taster reported:
   RC, C, P
   RC, C, P
   P, RC, C

Group 2: A single taster was given 6 cups total: 3 of Coke, 3 of Pepsi. The taster was not told how many cups there were of each.

   P    C    P    P    C    C
taster reported
   P    C    C    P    P    C
Group 3: There were three tasters. Each taster was given 6 cups and not told how many cups contained Coke and how many contained Pepsi. The experimenters deliberately used 4 cups of one drink and 2 of the other. The same cups were used for each taster.

   C    C    P    C    C    P
taster 1:
   P    C    P    C    C    P
taster 2:
   P    C    C    C    C    P
taster 3:
   P    C    P    C    C    P

Group 4:

The taster was given 3 sets of 2 cups.

   P,C    P,C    C,P
   C,P    C,P    C,C

Group 5:

This group had two tasters each given 3 sets of 2 cups.
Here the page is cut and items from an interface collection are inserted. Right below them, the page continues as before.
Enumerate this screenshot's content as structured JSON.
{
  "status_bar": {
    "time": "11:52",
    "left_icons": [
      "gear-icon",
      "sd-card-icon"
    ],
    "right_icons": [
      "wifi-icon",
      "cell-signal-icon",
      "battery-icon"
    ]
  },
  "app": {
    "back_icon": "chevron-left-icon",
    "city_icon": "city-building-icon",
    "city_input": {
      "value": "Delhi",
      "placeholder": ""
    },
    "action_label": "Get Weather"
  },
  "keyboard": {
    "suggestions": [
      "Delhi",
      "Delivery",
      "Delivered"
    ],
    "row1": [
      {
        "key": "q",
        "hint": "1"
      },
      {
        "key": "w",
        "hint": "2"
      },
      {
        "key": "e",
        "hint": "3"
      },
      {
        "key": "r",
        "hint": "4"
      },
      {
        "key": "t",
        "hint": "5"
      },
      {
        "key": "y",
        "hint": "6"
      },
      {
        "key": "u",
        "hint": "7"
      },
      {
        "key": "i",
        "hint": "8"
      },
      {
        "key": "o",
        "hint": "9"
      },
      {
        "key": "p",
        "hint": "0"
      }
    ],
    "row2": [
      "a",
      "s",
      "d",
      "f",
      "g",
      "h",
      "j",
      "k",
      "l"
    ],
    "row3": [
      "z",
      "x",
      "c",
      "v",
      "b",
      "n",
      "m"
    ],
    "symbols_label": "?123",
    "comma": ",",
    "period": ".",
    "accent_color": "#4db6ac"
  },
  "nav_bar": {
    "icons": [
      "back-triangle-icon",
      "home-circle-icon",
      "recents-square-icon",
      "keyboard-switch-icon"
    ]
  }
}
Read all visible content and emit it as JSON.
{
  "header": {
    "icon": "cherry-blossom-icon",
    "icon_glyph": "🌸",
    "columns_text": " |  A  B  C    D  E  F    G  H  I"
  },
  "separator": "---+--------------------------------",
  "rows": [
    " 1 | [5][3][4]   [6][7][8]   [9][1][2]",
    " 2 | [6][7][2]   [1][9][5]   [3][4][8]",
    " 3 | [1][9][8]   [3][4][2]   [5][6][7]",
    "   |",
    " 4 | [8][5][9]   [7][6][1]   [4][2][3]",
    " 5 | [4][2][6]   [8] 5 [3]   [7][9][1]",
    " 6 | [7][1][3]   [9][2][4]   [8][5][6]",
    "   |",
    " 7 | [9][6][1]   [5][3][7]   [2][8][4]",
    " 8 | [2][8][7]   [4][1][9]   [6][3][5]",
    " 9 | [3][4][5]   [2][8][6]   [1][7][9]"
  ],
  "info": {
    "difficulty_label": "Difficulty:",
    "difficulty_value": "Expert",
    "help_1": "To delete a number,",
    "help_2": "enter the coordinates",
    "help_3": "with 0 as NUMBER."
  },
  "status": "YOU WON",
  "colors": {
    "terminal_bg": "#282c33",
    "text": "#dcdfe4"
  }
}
The content of each cup was determined by picking one piece of paper out of two folded pieces, one of which said Pepsi and the other said Coke (so one pair of cups could consist of two Cokes, two Pepsis, or one of each). The tasters were told how the contents of cups were picked
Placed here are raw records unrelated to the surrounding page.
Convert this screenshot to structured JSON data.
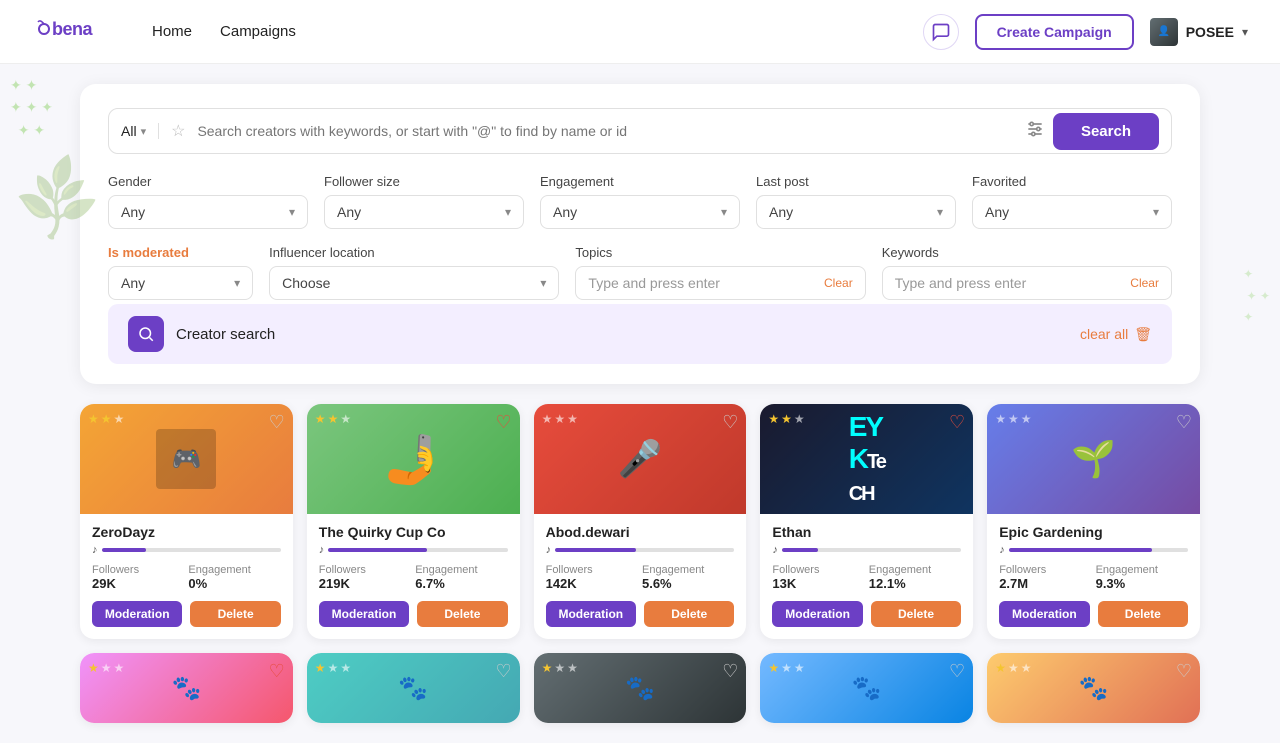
{
  "navbar": {
    "logo": "bena",
    "nav_items": [
      "Home",
      "Campaigns"
    ],
    "create_campaign": "Create Campaign",
    "user_name": "POSEE",
    "chat_icon": "💬"
  },
  "search": {
    "all_label": "All",
    "placeholder": "Search creators with keywords, or start with \"@\" to find by name or id",
    "search_btn": "Search"
  },
  "filters": {
    "gender": {
      "label": "Gender",
      "value": "Any"
    },
    "follower_size": {
      "label": "Follower size",
      "value": "Any"
    },
    "engagement": {
      "label": "Engagement",
      "value": "Any"
    },
    "last_post": {
      "label": "Last post",
      "value": "Any"
    },
    "favorited": {
      "label": "Favorited",
      "value": "Any"
    },
    "is_moderated": {
      "label": "Is moderated",
      "value": "Any"
    },
    "influencer_location": {
      "label": "Influencer location",
      "value": "Choose"
    },
    "topics": {
      "label": "Topics",
      "placeholder": "Type and press enter",
      "clear": "Clear"
    },
    "keywords": {
      "label": "Keywords",
      "placeholder": "Type and press enter",
      "clear": "Clear"
    }
  },
  "creator_search": {
    "label": "Creator search",
    "clear_all": "clear all"
  },
  "creators": [
    {
      "name": "ZeroDayz",
      "platform": "tiktok",
      "followers_label": "Followers",
      "followers": "29K",
      "engagement_label": "Engagement",
      "engagement": "0%",
      "stars": 2,
      "moderation_btn": "Moderation",
      "delete_btn": "Delete",
      "bg": "orange",
      "bar_pct": 25
    },
    {
      "name": "The Quirky Cup Co",
      "platform": "tiktok",
      "followers_label": "Followers",
      "followers": "219K",
      "engagement_label": "Engagement",
      "engagement": "6.7%",
      "stars": 2,
      "moderation_btn": "Moderation",
      "delete_btn": "Delete",
      "bg": "green",
      "bar_pct": 55,
      "has_heart": true
    },
    {
      "name": "Abod.dewari",
      "platform": "tiktok",
      "followers_label": "Followers",
      "followers": "142K",
      "engagement_label": "Engagement",
      "engagement": "5.6%",
      "stars": 0,
      "moderation_btn": "Moderation",
      "delete_btn": "Delete",
      "bg": "red",
      "bar_pct": 45
    },
    {
      "name": "Ethan",
      "platform": "tiktok",
      "followers_label": "Followers",
      "followers": "13K",
      "engagement_label": "Engagement",
      "engagement": "12.1%",
      "stars": 2,
      "moderation_btn": "Moderation",
      "delete_btn": "Delete",
      "bg": "dark",
      "bar_pct": 20,
      "has_heart": true
    },
    {
      "name": "Epic Gardening",
      "platform": "tiktok",
      "followers_label": "Followers",
      "followers": "2.7M",
      "engagement_label": "Engagement",
      "engagement": "9.3%",
      "stars": 0,
      "moderation_btn": "Moderation",
      "delete_btn": "Delete",
      "bg": "photo",
      "bar_pct": 80
    }
  ],
  "bottom_cards": [
    {
      "bg": "warm",
      "stars": 1,
      "has_heart": true
    },
    {
      "bg": "teal",
      "stars": 1,
      "has_heart": false
    },
    {
      "bg": "gray",
      "stars": 1,
      "has_heart": false
    },
    {
      "bg": "blue",
      "stars": 1,
      "has_heart": false
    },
    {
      "bg": "yellow",
      "stars": 1,
      "has_heart": false
    }
  ]
}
   P,C    C,P    C,P
taster 1:
   P,C    C,P    C,P
taster 2:
   P,C    C,P    C,P

Note: We have decided to have the chance fair where you present
your project the last day of the reading period Tuesday May 14
instead of during the final exam period.

Monday we will have a guest speaker John Paulos author of the
best selling book "A mathematician reads the newspaper".

Linda's Laborious Solutions to the Discussion Questions from Class 6

I'll try to work the discussion problems and see if that helps you do the first
journal question for Class 7 (which is supposed to be the same idea, with
different numbers).

These written solutions are no substitute for coming to precepts or office
hours or discussing the problems among yourselves, and I encourage you to do
these things, too.

Here is how I work out the discussion problems.


The journal question should be about the same, though you have to figure out some of the numbers to use yourself. The answer should come out somewhere in between 50% and 98%.


Some comments from Laurie:

Recall that P(A|B) means the probability of A given that B is true.

The AIDS example in terms of conditional probability amount to the following: You are given

P(+test | HIV positive)


P(- test | HIV negative)

(both .998 in our case) and you want to know

P(HIV positive | + test)

In general P(A|B) is not equal to P(B|A)

For example, consider two tosses of a coin and let A be the event that both tosses are heads and B the event that the first toss is a head. Then P(A|B) = .5 and P(B|A) = 1.

To find one of these conditional probabilities from the other you need also to know P(A) and P(B) (actually their ratio is sufficient). In the AIDS example this amounts to knowing the probability the patient is HIV positive before the test is performed.

In law, mixing these two probabilities up is called the "prosecutor's paradox".
A prosecutor will often have a reasonable estimate of

P( the evidence | the accused is innoncent)

and then incorrectly state this probability as

P(the acused is innoncent | the evidence)

because that is what the jury wants to know.

For example, in the Simpson trial the DNA experts give a very small probability for the probability of a DNA match for a person chosen at random say in the Los Angeles area. This is

P(match ! Simpson is innocent)

but this is not the same as

P(Simpson is innocent | match).

Also, don't forget Linda's three general comments about AIDS testing.

1. These calculations show that if a patient is not from a high risk group so that the probability before testing of being HIV positive is small, then a single positive Elisa test will not result in a high probability that the patient is HIV positive. It will if the patient is initially from a high risk group.

2. In practice when a lab has a positive test it carries out another Elisa test and then a Western blot test. If all three are positive it is reported that the patient is HIV positive.

3. The two Elisa tests cannot be assumed to be independent since they are usually carried out on the same blood sample and there may be something other than the HIV virus in the blood that results in a positive test. The Western blot test is more specific to the Aids virus and so it is more reasonable to assume it is independent of the other tests.